  1. Judgment 
  2. Communication 
  3. Impact 
  4. Curiosity 
  5. Innovation 
  6. Courage
  7. Passion 
  8. Honesty 
  9. Selflessness

You can see all of these Core Values with clearly defined behavioral bullets and skills on Netflix's website. Positioning their Core Values on their website where prospective employees will find them is an indicator that they are looking for people who embody the "Values" that they "Value."

Making Core Values Valuable to Your Organization

To have impact, Values cannot just be words on a plaque or wall poster - they must be modeled in people's everyday work behaviors, decision-making, contributions and interpersonal interactions. Enron had Core Values, (Integrity, Communication, Respect, and Excellence), but one might assume there was a lack of accountability at the top to demonstrate them.

In addition to identifying Core Values in behavioral terms, they are optimized when organizations focus on:

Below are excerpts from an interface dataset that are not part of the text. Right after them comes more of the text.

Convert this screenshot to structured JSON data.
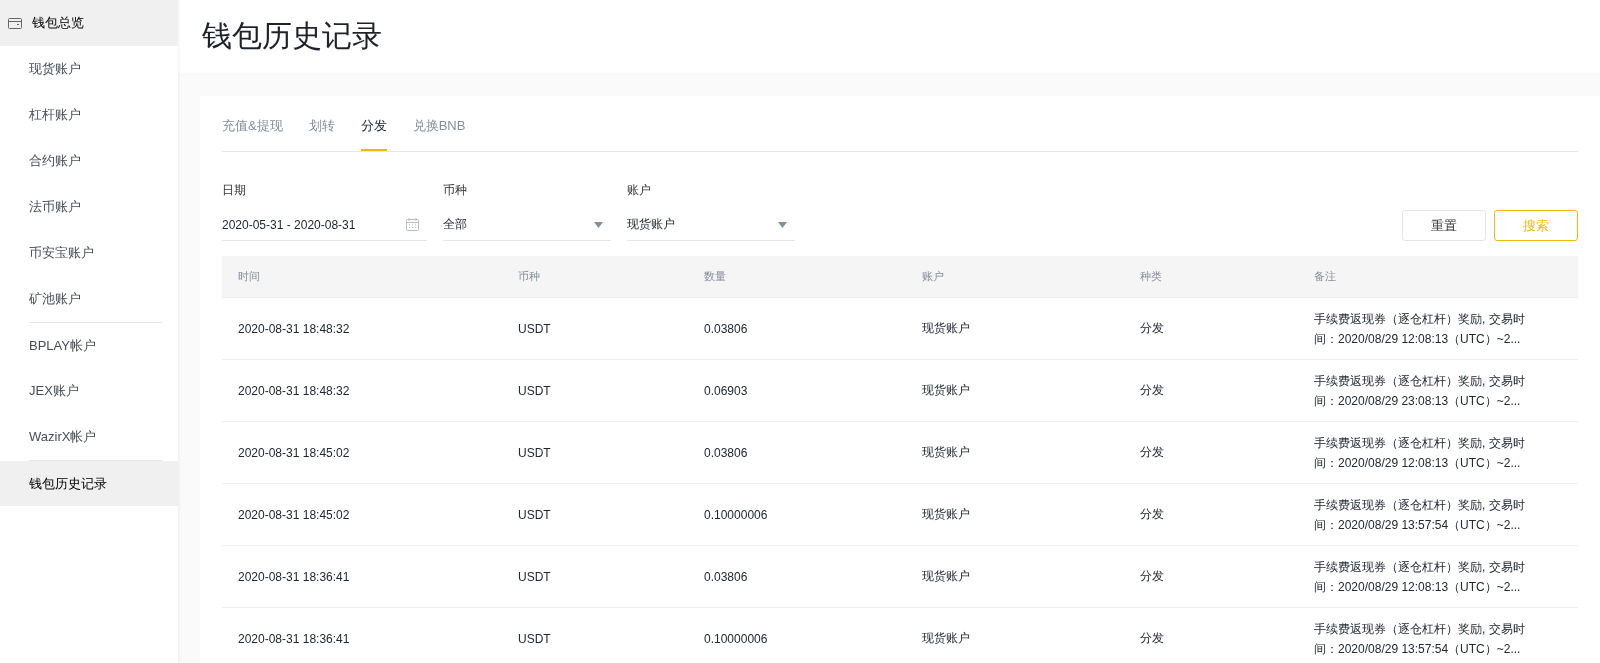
{
  "sidebar": {
    "items": [
      {
        "label": "钱包总览",
        "kind": "header",
        "selected": true
      },
      {
        "label": "现货账户",
        "kind": "item",
        "selected": false
      },
      {
        "label": "杠杆账户",
        "kind": "item",
        "selected": false
      },
      {
        "label": "合约账户",
        "kind": "item",
        "selected": false
      },
      {
        "label": "法币账户",
        "kind": "item",
        "selected": false
      },
      {
        "label": "币安宝账户",
        "kind": "item",
        "selected": false
      },
      {
        "label": "矿池账户",
        "kind": "item",
        "selected": false
      },
      {
        "label": "BPLAY帐户",
        "kind": "divided",
        "selected": false
      },
      {
        "label": "JEX账户",
        "kind": "item",
        "selected": false
      },
      {
        "label": "WazirX帐户",
        "kind": "item",
        "selected": false
      },
      {
        "label": "钱包历史记录",
        "kind": "divided",
        "selected": true
      }
    ]
  },
  "page": {
    "title": "钱包历史记录"
  },
  "tabs": [
    {
      "label": "充值&提现",
      "selected": false
    },
    {
      "label": "划转",
      "selected": false
    },
    {
      "label": "分发",
      "selected": true
    },
    {
      "label": "兑换BNB",
      "selected": false
    }
  ],
  "filters": [
    {
      "label": "日期",
      "value": "2020-05-31 - 2020-08-31",
      "kind": "date"
    },
    {
      "label": "币种",
      "value": "全部",
      "kind": "select"
    },
    {
      "label": "账户",
      "value": "现货账户",
      "kind": "select"
    }
  ],
  "buttons": [
    {
      "label": "重置",
      "kind": "default"
    },
    {
      "label": "搜索",
      "kind": "primary"
    }
  ],
  "table": {
    "columns": [
      "时间",
      "币种",
      "数量",
      "账户",
      "种类",
      "备注"
    ],
    "rows": [
      {
        "cells": [
          "2020-08-31 18:48:32",
          "USDT",
          "0.03806",
          "现货账户",
          "分发"
        ],
        "note": [
          "手续费返现券（逐仓杠杆）奖励, 交易时",
          "间：2020/08/29 12:08:13（UTC）~2..."
        ]
      },
      {
        "cells": [
          "2020-08-31 18:48:32",
          "USDT",
          "0.06903",
          "现货账户",
          "分发"
        ],
        "note": [
          "手续费返现券（逐仓杠杆）奖励, 交易时",
          "间：2020/08/29 23:08:13（UTC）~2..."
        ]
      },
      {
        "cells": [
          "2020-08-31 18:45:02",
          "USDT",
          "0.03806",
          "现货账户",
          "分发"
        ],
        "note": [
          "手续费返现券（逐仓杠杆）奖励, 交易时",
          "间：2020/08/29 12:08:13（UTC）~2..."
        ]
      },
      {
        "cells": [
          "2020-08-31 18:45:02",
          "USDT",
          "0.10000006",
          "现货账户",
          "分发"
        ],
        "note": [
          "手续费返现券（逐仓杠杆）奖励, 交易时",
          "间：2020/08/29 13:57:54（UTC）~2..."
        ]
      },
      {
        "cells": [
          "2020-08-31 18:36:41",
          "USDT",
          "0.03806",
          "现货账户",
          "分发"
        ],
        "note": [
          "手续费返现券（逐仓杠杆）奖励, 交易时",
          "间：2020/08/29 12:08:13（UTC）~2..."
        ]
      },
      {
        "cells": [
          "2020-08-31 18:36:41",
          "USDT",
          "0.10000006",
          "现货账户",
          "分发"
        ],
        "note": [
          "手续费返现券（逐仓杠杆）奖励, 交易时",
          "间：2020/08/29 13:57:54（UTC）~2..."
        ]
      }
    ]
  }
}
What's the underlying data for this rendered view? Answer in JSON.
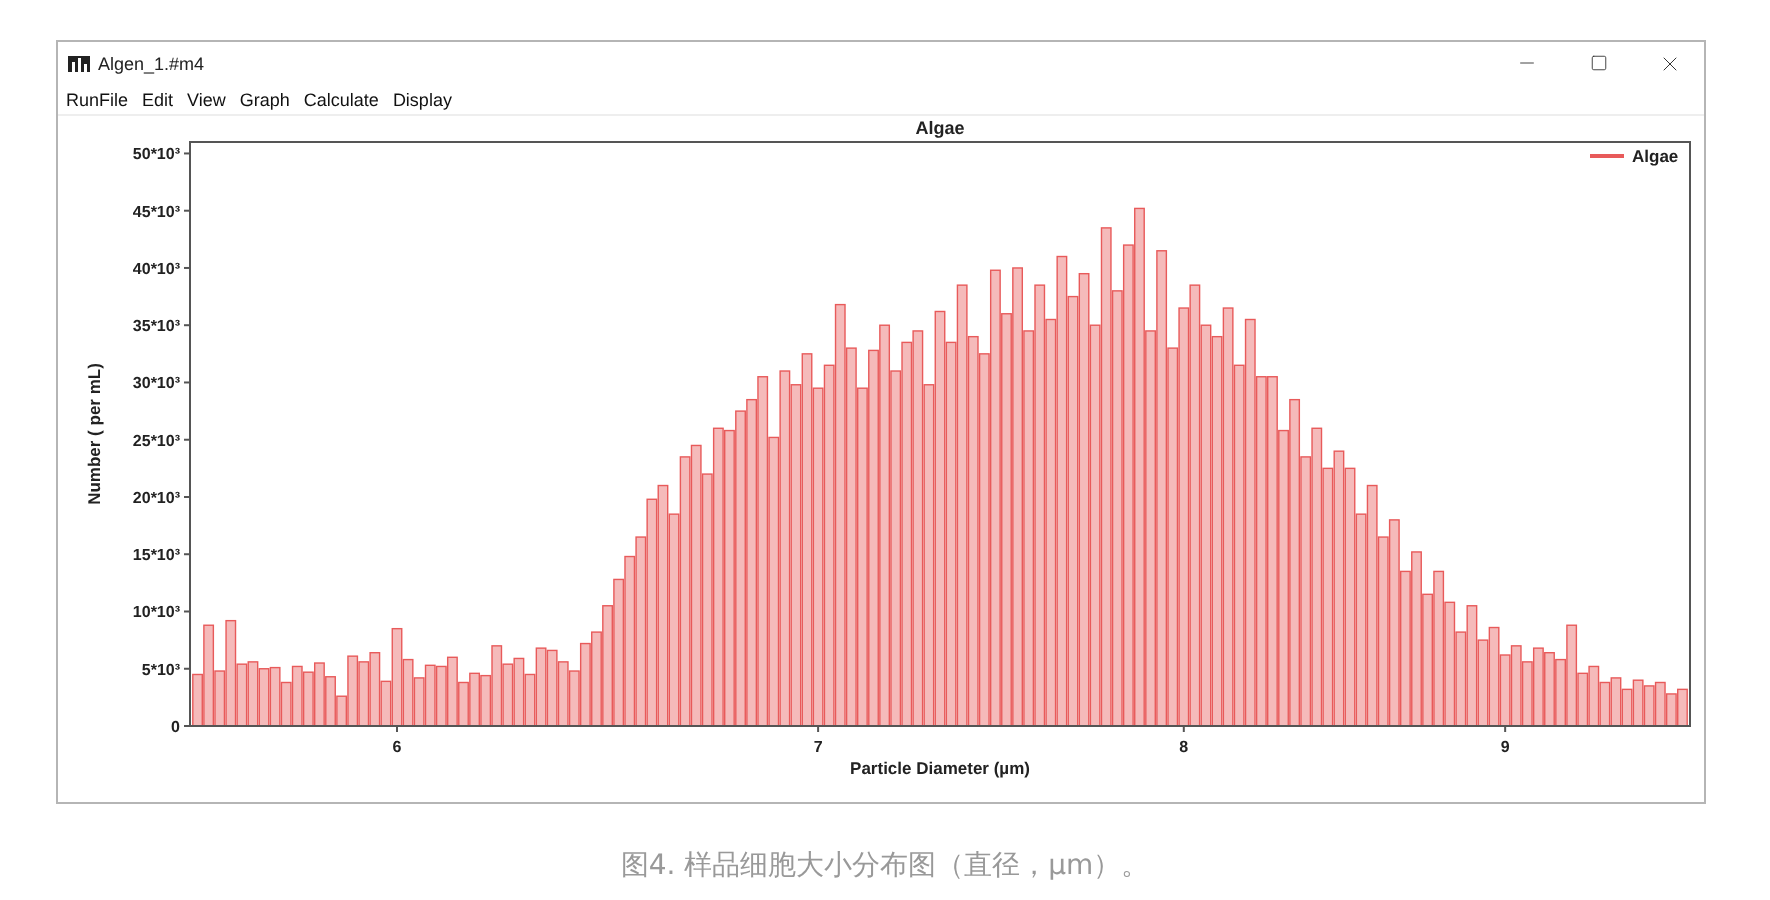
{
  "window": {
    "title": "Algen_1.#m4"
  },
  "menu": [
    {
      "label": "RunFile"
    },
    {
      "label": "Edit"
    },
    {
      "label": "View"
    },
    {
      "label": "Graph"
    },
    {
      "label": "Calculate"
    },
    {
      "label": "Display"
    }
  ],
  "chart": {
    "chart_data": {
      "type": "bar",
      "title": "Algae",
      "xlabel": "Particle Diameter (µm)",
      "ylabel": "Number ( per mL)",
      "categories": [
        null,
        null,
        null,
        null,
        null,
        null,
        null,
        null,
        null,
        null,
        null,
        null,
        null,
        null,
        null,
        null,
        null,
        null,
        "6",
        null,
        null,
        null,
        null,
        null,
        null,
        null,
        null,
        null,
        null,
        null,
        null,
        null,
        null,
        null,
        null,
        null,
        null,
        null,
        null,
        null,
        null,
        null,
        null,
        null,
        null,
        null,
        null,
        null,
        null,
        null,
        null,
        null,
        null,
        null,
        null,
        null,
        "7",
        null,
        null,
        null,
        null,
        null,
        null,
        null,
        null,
        null,
        null,
        null,
        null,
        null,
        null,
        null,
        null,
        null,
        null,
        null,
        null,
        null,
        null,
        null,
        null,
        null,
        null,
        null,
        null,
        null,
        null,
        null,
        null,
        "8",
        null,
        null,
        null,
        null,
        null,
        null,
        null,
        null,
        null,
        null,
        null,
        null,
        null,
        null,
        null,
        null,
        null,
        null,
        null,
        null,
        null,
        null,
        null,
        null,
        null,
        null,
        null,
        null,
        "9",
        null,
        null,
        null,
        null,
        null,
        null,
        null,
        null,
        null,
        null,
        null,
        null,
        null,
        null,
        null,
        null
      ],
      "series": [
        {
          "name": "Algae",
          "color": "#e85a5a",
          "values": [
            4500,
            8800,
            4800,
            9200,
            5400,
            5600,
            5000,
            5100,
            3800,
            5200,
            4700,
            5500,
            4300,
            2600,
            6100,
            5600,
            6400,
            3900,
            8500,
            5800,
            4200,
            5300,
            5200,
            6000,
            3800,
            4600,
            4400,
            7000,
            5400,
            5900,
            4500,
            6800,
            6600,
            5600,
            4800,
            7200,
            8200,
            10500,
            12800,
            14800,
            16500,
            19800,
            21000,
            18500,
            23500,
            24500,
            22000,
            26000,
            25800,
            27500,
            28500,
            30500,
            25200,
            31000,
            29800,
            32500,
            29500,
            31500,
            36800,
            33000,
            29500,
            32800,
            35000,
            31000,
            33500,
            34500,
            29800,
            36200,
            33500,
            38500,
            34000,
            32500,
            39800,
            36000,
            40000,
            34500,
            38500,
            35500,
            41000,
            37500,
            39500,
            35000,
            43500,
            38000,
            42000,
            45200,
            34500,
            41500,
            33000,
            36500,
            38500,
            35000,
            34000,
            36500,
            31500,
            35500,
            30500,
            30500,
            25800,
            28500,
            23500,
            26000,
            22500,
            24000,
            22500,
            18500,
            21000,
            16500,
            18000,
            13500,
            15200,
            11500,
            13500,
            10800,
            8200,
            10500,
            7500,
            8600,
            6200,
            7000,
            5600,
            6800,
            6400,
            5800,
            8800,
            4600,
            5200,
            3800,
            4200,
            3200,
            4000,
            3500,
            3800,
            2800,
            3200
          ]
        }
      ],
      "ylim": [
        0,
        51000
      ],
      "yticks": [
        {
          "value": 0,
          "label": "0"
        },
        {
          "value": 5000,
          "label": "5*10³"
        },
        {
          "value": 10000,
          "label": "10*10³"
        },
        {
          "value": 15000,
          "label": "15*10³"
        },
        {
          "value": 20000,
          "label": "20*10³"
        },
        {
          "value": 25000,
          "label": "25*10³"
        },
        {
          "value": 30000,
          "label": "30*10³"
        },
        {
          "value": 35000,
          "label": "35*10³"
        },
        {
          "value": 40000,
          "label": "40*10³"
        },
        {
          "value": 45000,
          "label": "45*10³"
        },
        {
          "value": 50000,
          "label": "50*10³"
        }
      ]
    }
  },
  "caption": "图4. 样品细胞大小分布图（直径，μm）。"
}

(1) Accountability. Core Values address how we use our emotional intelligence to accomplish work, versus our intelligence and/or technical expertise, in what we are trying to achieve. In organizations that uphold Core Values, regular and consistent feedback helps everyone remember to "walk the walk," and be accountable for their behaviors. How someone demonstrates Core Values at work should be part of his or her performance review.

(2) A Systems Approach. Core Values have to be aligned with an organization's processes and structure. For example, Core Values should be imbedded in recruiting efforts, talent management initiatives, and performance management system with a "living the Core Values" component.

(3) Rewards/Recognition Strategy. To motivate and reinforce the desired behaviors and skills articulated by a set of Core Values, organizations should recognize and reward those who consistently demonstrate "walking the walk." Public recognition allows others to see how important living the Core Values is to an organization, and provides good role models for others.

(4) Communication Strategy. Core Values should not be a secret - not to employees, customers, potential hires, partners, etc. Sharing Core Values internally (intranet/artwork) and externally (website/marketing and recruiting materials/proposals) manages expectations of everyone in how work will be accomplished.

So, how valuable are your Core Values? Are they a wall poster or a framework for building a great culture? Please share how Core Values have impacted your organization.



About the Author

Jennell Evans

Jennell Evans is President and CEO of Strategic Interactions, Inc., a workplace performance improvement firm based in Fairfax, VA.